Task to complete:
Nothing in the listing should be altered when it is copied, and no picture goes into the copy.

Working data:
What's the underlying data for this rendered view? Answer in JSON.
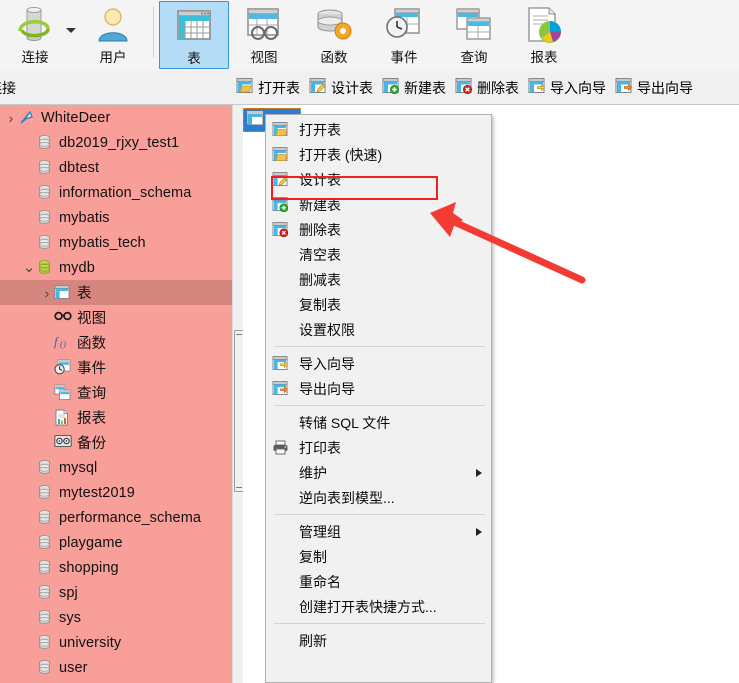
{
  "ribbon": {
    "items": [
      {
        "label": "连接",
        "icon": "connection-icon",
        "has_dropdown": true,
        "selected": false
      },
      {
        "label": "用户",
        "icon": "user-icon",
        "has_dropdown": false,
        "selected": false
      },
      {
        "label": "表",
        "icon": "table-icon",
        "has_dropdown": false,
        "selected": true
      },
      {
        "label": "视图",
        "icon": "view-icon",
        "has_dropdown": false,
        "selected": false
      },
      {
        "label": "函数",
        "icon": "function-icon",
        "has_dropdown": false,
        "selected": false
      },
      {
        "label": "事件",
        "icon": "event-icon",
        "has_dropdown": false,
        "selected": false
      },
      {
        "label": "查询",
        "icon": "query-icon",
        "has_dropdown": false,
        "selected": false
      },
      {
        "label": "报表",
        "icon": "report-icon",
        "has_dropdown": false,
        "selected": false
      }
    ]
  },
  "subtoolbar": {
    "left_label": "连接",
    "items": [
      {
        "label": "打开表",
        "icon": "open-table-icon"
      },
      {
        "label": "设计表",
        "icon": "design-table-icon"
      },
      {
        "label": "新建表",
        "icon": "new-table-icon"
      },
      {
        "label": "删除表",
        "icon": "delete-table-icon"
      },
      {
        "label": "导入向导",
        "icon": "import-wizard-icon"
      },
      {
        "label": "导出向导",
        "icon": "export-wizard-icon"
      }
    ]
  },
  "tree": {
    "nodes": [
      {
        "label": "WhiteDeer",
        "icon": "connection-arrow-icon",
        "indent": 0,
        "expander": "collapsed-caret",
        "selected": false
      },
      {
        "label": "db2019_rjxy_test1",
        "icon": "database-icon",
        "indent": 1,
        "expander": "none",
        "selected": false
      },
      {
        "label": "dbtest",
        "icon": "database-icon",
        "indent": 1,
        "expander": "none",
        "selected": false
      },
      {
        "label": "information_schema",
        "icon": "database-icon",
        "indent": 1,
        "expander": "none",
        "selected": false
      },
      {
        "label": "mybatis",
        "icon": "database-icon",
        "indent": 1,
        "expander": "none",
        "selected": false
      },
      {
        "label": "mybatis_tech",
        "icon": "database-icon",
        "indent": 1,
        "expander": "none",
        "selected": false
      },
      {
        "label": "mydb",
        "icon": "database-open-icon",
        "indent": 1,
        "expander": "expanded",
        "selected": false
      },
      {
        "label": "表",
        "icon": "table-icon",
        "indent": 2,
        "expander": "collapsed",
        "selected": true
      },
      {
        "label": "视图",
        "icon": "view-glasses-icon",
        "indent": 2,
        "expander": "none",
        "selected": false
      },
      {
        "label": "函数",
        "icon": "function-fx-icon",
        "indent": 2,
        "expander": "none",
        "selected": false
      },
      {
        "label": "事件",
        "icon": "event-icon",
        "indent": 2,
        "expander": "none",
        "selected": false
      },
      {
        "label": "查询",
        "icon": "query-icon",
        "indent": 2,
        "expander": "none",
        "selected": false
      },
      {
        "label": "报表",
        "icon": "report-icon",
        "indent": 2,
        "expander": "none",
        "selected": false
      },
      {
        "label": "备份",
        "icon": "backup-icon",
        "indent": 2,
        "expander": "none",
        "selected": false
      },
      {
        "label": "mysql",
        "icon": "database-icon",
        "indent": 1,
        "expander": "none",
        "selected": false
      },
      {
        "label": "mytest2019",
        "icon": "database-icon",
        "indent": 1,
        "expander": "none",
        "selected": false
      },
      {
        "label": "performance_schema",
        "icon": "database-icon",
        "indent": 1,
        "expander": "none",
        "selected": false
      },
      {
        "label": "playgame",
        "icon": "database-icon",
        "indent": 1,
        "expander": "none",
        "selected": false
      },
      {
        "label": "shopping",
        "icon": "database-icon",
        "indent": 1,
        "expander": "none",
        "selected": false
      },
      {
        "label": "spj",
        "icon": "database-icon",
        "indent": 1,
        "expander": "none",
        "selected": false
      },
      {
        "label": "sys",
        "icon": "database-icon",
        "indent": 1,
        "expander": "none",
        "selected": false
      },
      {
        "label": "university",
        "icon": "database-icon",
        "indent": 1,
        "expander": "none",
        "selected": false
      },
      {
        "label": "user",
        "icon": "database-icon",
        "indent": 1,
        "expander": "none",
        "selected": false
      }
    ]
  },
  "context_menu": {
    "items": [
      {
        "label": "打开表",
        "icon": "open-table-icon",
        "type": "item"
      },
      {
        "label": "打开表 (快速)",
        "icon": "open-table-icon",
        "type": "item"
      },
      {
        "label": "设计表",
        "icon": "design-table-icon",
        "type": "item",
        "highlighted": true
      },
      {
        "label": "新建表",
        "icon": "new-table-icon",
        "type": "item"
      },
      {
        "label": "删除表",
        "icon": "delete-table-icon",
        "type": "item"
      },
      {
        "label": "清空表",
        "icon": "none",
        "type": "item"
      },
      {
        "label": "删减表",
        "icon": "none",
        "type": "item"
      },
      {
        "label": "复制表",
        "icon": "none",
        "type": "item"
      },
      {
        "label": "设置权限",
        "icon": "none",
        "type": "item"
      },
      {
        "label": "",
        "icon": "none",
        "type": "separator"
      },
      {
        "label": "导入向导",
        "icon": "import-wizard-icon",
        "type": "item"
      },
      {
        "label": "导出向导",
        "icon": "export-wizard-icon",
        "type": "item"
      },
      {
        "label": "",
        "icon": "none",
        "type": "separator"
      },
      {
        "label": "转储 SQL 文件",
        "icon": "none",
        "type": "item"
      },
      {
        "label": "打印表",
        "icon": "printer-icon",
        "type": "item"
      },
      {
        "label": "维护",
        "icon": "none",
        "type": "submenu"
      },
      {
        "label": "逆向表到模型...",
        "icon": "none",
        "type": "item"
      },
      {
        "label": "",
        "icon": "none",
        "type": "separator"
      },
      {
        "label": "管理组",
        "icon": "none",
        "type": "submenu"
      },
      {
        "label": "复制",
        "icon": "none",
        "type": "item"
      },
      {
        "label": "重命名",
        "icon": "none",
        "type": "item"
      },
      {
        "label": "创建打开表快捷方式...",
        "icon": "none",
        "type": "item"
      },
      {
        "label": "",
        "icon": "none",
        "type": "separator"
      },
      {
        "label": "刷新",
        "icon": "none",
        "type": "item"
      }
    ]
  },
  "annotations": {
    "highlight_color": "#ef2020",
    "arrow_color": "#f43b33",
    "highlight_target": "设计表"
  },
  "colors": {
    "sidebar_background": "#f99f99",
    "sidebar_selected": "#d4867f",
    "ribbon_selected": "#b5dcf7",
    "ribbon_selected_border": "#3c93d6",
    "menu_background": "#f1f1f1",
    "object_selected": "#2b7cd3"
  }
}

Task result:
What's the underlying data for this rendered view? Answer in JSON.
{
  "ribbon": {
    "items": [
      {
        "label": "连接",
        "icon": "connection-icon",
        "has_dropdown": true,
        "selected": false
      },
      {
        "label": "用户",
        "icon": "user-icon",
        "has_dropdown": false,
        "selected": false
      },
      {
        "label": "表",
        "icon": "table-icon",
        "has_dropdown": false,
        "selected": true
      },
      {
        "label": "视图",
        "icon": "view-icon",
        "has_dropdown": false,
        "selected": false
      },
      {
        "label": "函数",
        "icon": "function-icon",
        "has_dropdown": false,
        "selected": false
      },
      {
        "label": "事件",
        "icon": "event-icon",
        "has_dropdown": false,
        "selected": false
      },
      {
        "label": "查询",
        "icon": "query-icon",
        "has_dropdown": false,
        "selected": false
      },
      {
        "label": "报表",
        "icon": "report-icon",
        "has_dropdown": false,
        "selected": false
      }
    ]
  },
  "subtoolbar": {
    "left_label": "连接",
    "items": [
      {
        "label": "打开表",
        "icon": "open-table-icon"
      },
      {
        "label": "设计表",
        "icon": "design-table-icon"
      },
      {
        "label": "新建表",
        "icon": "new-table-icon"
      },
      {
        "label": "删除表",
        "icon": "delete-table-icon"
      },
      {
        "label": "导入向导",
        "icon": "import-wizard-icon"
      },
      {
        "label": "导出向导",
        "icon": "export-wizard-icon"
      }
    ]
  },
  "tree": {
    "nodes": [
      {
        "label": "WhiteDeer",
        "icon": "connection-arrow-icon",
        "indent": 0,
        "expander": "collapsed-caret",
        "selected": false
      },
      {
        "label": "db2019_rjxy_test1",
        "icon": "database-icon",
        "indent": 1,
        "expander": "none",
        "selected": false
      },
      {
        "label": "dbtest",
        "icon": "database-icon",
        "indent": 1,
        "expander": "none",
        "selected": false
      },
      {
        "label": "information_schema",
        "icon": "database-icon",
        "indent": 1,
        "expander": "none",
        "selected": false
      },
      {
        "label": "mybatis",
        "icon": "database-icon",
        "indent": 1,
        "expander": "none",
        "selected": false
      },
      {
        "label": "mybatis_tech",
        "icon": "database-icon",
        "indent": 1,
        "expander": "none",
        "selected": false
      },
      {
        "label": "mydb",
        "icon": "database-open-icon",
        "indent": 1,
        "expander": "expanded",
        "selected": false
      },
      {
        "label": "表",
        "icon": "table-icon",
        "indent": 2,
        "expander": "collapsed",
        "selected": true
      },
      {
        "label": "视图",
        "icon": "view-glasses-icon",
        "indent": 2,
        "expander": "none",
        "selected": false
      },
      {
        "label": "函数",
        "icon": "function-fx-icon",
        "indent": 2,
        "expander": "none",
        "selected": false
      },
      {
        "label": "事件",
        "icon": "event-icon",
        "indent": 2,
        "expander": "none",
        "selected": false
      },
      {
        "label": "查询",
        "icon": "query-icon",
        "indent": 2,
        "expander": "none",
        "selected": false
      },
      {
        "label": "报表",
        "icon": "report-icon",
        "indent": 2,
        "expander": "none",
        "selected": false
      },
      {
        "label": "备份",
        "icon": "backup-icon",
        "indent": 2,
        "expander": "none",
        "selected": false
      },
      {
        "label": "mysql",
        "icon": "database-icon",
        "indent": 1,
        "expander": "none",
        "selected": false
      },
      {
        "label": "mytest2019",
        "icon": "database-icon",
        "indent": 1,
        "expander": "none",
        "selected": false
      },
      {
        "label": "performance_schema",
        "icon": "database-icon",
        "indent": 1,
        "expander": "none",
        "selected": false
      },
      {
        "label": "playgame",
        "icon": "database-icon",
        "indent": 1,
        "expander": "none",
        "selected": false
      },
      {
        "label": "shopping",
        "icon": "database-icon",
        "indent": 1,
        "expander": "none",
        "selected": false
      },
      {
        "label": "spj",
        "icon": "database-icon",
        "indent": 1,
        "expander": "none",
        "selected": false
      },
      {
        "label": "sys",
        "icon": "database-icon",
        "indent": 1,
        "expander": "none",
        "selected": false
      },
      {
        "label": "university",
        "icon": "database-icon",
        "indent": 1,
        "expander": "none",
        "selected": false
      },
      {
        "label": "user",
        "icon": "database-icon",
        "indent": 1,
        "expander": "none",
        "selected": false
      }
    ]
  },
  "context_menu": {
    "items": [
      {
        "label": "打开表",
        "icon": "open-table-icon",
        "type": "item"
      },
      {
        "label": "打开表 (快速)",
        "icon": "open-table-icon",
        "type": "item"
      },
      {
        "label": "设计表",
        "icon": "design-table-icon",
        "type": "item",
        "highlighted": true
      },
      {
        "label": "新建表",
        "icon": "new-table-icon",
        "type": "item"
      },
      {
        "label": "删除表",
        "icon": "delete-table-icon",
        "type": "item"
      },
      {
        "label": "清空表",
        "icon": "none",
        "type": "item"
      },
      {
        "label": "删减表",
        "icon": "none",
        "type": "item"
      },
      {
        "label": "复制表",
        "icon": "none",
        "type": "item"
      },
      {
        "label": "设置权限",
        "icon": "none",
        "type": "item"
      },
      {
        "label": "",
        "icon": "none",
        "type": "separator"
      },
      {
        "label": "导入向导",
        "icon": "import-wizard-icon",
        "type": "item"
      },
      {
        "label": "导出向导",
        "icon": "export-wizard-icon",
        "type": "item"
      },
      {
        "label": "",
        "icon": "none",
        "type": "separator"
      },
      {
        "label": "转储 SQL 文件",
        "icon": "none",
        "type": "item"
      },
      {
        "label": "打印表",
        "icon": "printer-icon",
        "type": "item"
      },
      {
        "label": "维护",
        "icon": "none",
        "type": "submenu"
      },
      {
        "label": "逆向表到模型...",
        "icon": "none",
        "type": "item"
      },
      {
        "label": "",
        "icon": "none",
        "type": "separator"
      },
      {
        "label": "管理组",
        "icon": "none",
        "type": "submenu"
      },
      {
        "label": "复制",
        "icon": "none",
        "type": "item"
      },
      {
        "label": "重命名",
        "icon": "none",
        "type": "item"
      },
      {
        "label": "创建打开表快捷方式...",
        "icon": "none",
        "type": "item"
      },
      {
        "label": "",
        "icon": "none",
        "type": "separator"
      },
      {
        "label": "刷新",
        "icon": "none",
        "type": "item"
      }
    ]
  },
  "annotations": {
    "highlight_color": "#ef2020",
    "arrow_color": "#f43b33",
    "highlight_target": "设计表"
  },
  "colors": {
    "sidebar_background": "#f99f99",
    "sidebar_selected": "#d4867f",
    "ribbon_selected": "#b5dcf7",
    "ribbon_selected_border": "#3c93d6",
    "menu_background": "#f1f1f1",
    "object_selected": "#2b7cd3"
  }
}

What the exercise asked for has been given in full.